Delisle was summoned to court a third time, but again he delayed with one excuse or another. The bishop, who had personally guaranteed that Delisle would comply, now worried about repercussions against himself from the court. He arranged for Delisle to be arrested in June 1711. Delisle was taken away to Paris to be imprisoned in the Bastille.
Enroute, Delisle’s guards plotted to extort the riches they thought he possessed. Delisle was led to believe that he would be allowed to escape. In fact, the guards meant to let him get away, then pursue him, and shoot him dead. They would then take the Stone to Paris and tell Desmarets that Delisle was killed trying to escape.

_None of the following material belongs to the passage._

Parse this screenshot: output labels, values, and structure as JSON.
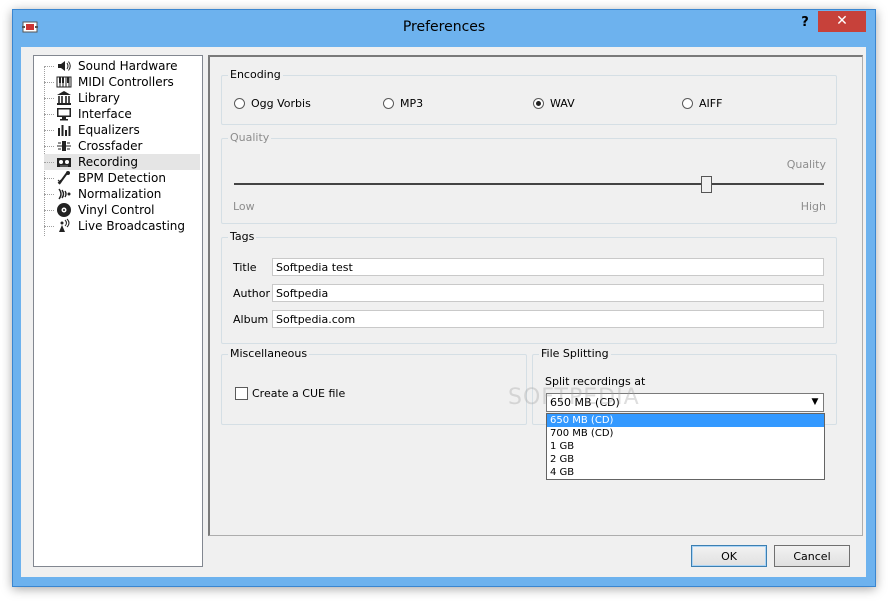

The plan nearly succeeded. Deslisle was allowed to run, and then one of the guards shot him in either the thigh or the head (accounts differ). They could not complete the killing because of the timely arrival of peasants. Instead, the guards had to carry Delisle, wounded and bleeding, on to Paris. He was placed in a dungeon in the Bastille. He went into frenzies and repeatedly tore his bandages off.
The bishop of Senes visited Delisle, who claimed he could not make the secret powder—he had only been given some by an Italian philosopher, and he had used it all up in Provence.
Some accounts say that Delisle never got up from his sick bed and died in prison. Others say that he was forced to perform his alchemical experiments in his cell. After a short period of time, Delisle refused to continue. His mental condition worsened, and after nearly a year in prison, he died from his wounds or, by some accounts, poisoned himself.
- Mackay, Charles. Extraordinary Popular Delusions and the Madness of Crowds. New York: Farrar, Straus & Giroux, 1932.
- Waite, Arthur Edward. Alchemists Through the Ages. Blauvelt, N.Y.: Rudolph Steiner Publications, 1970.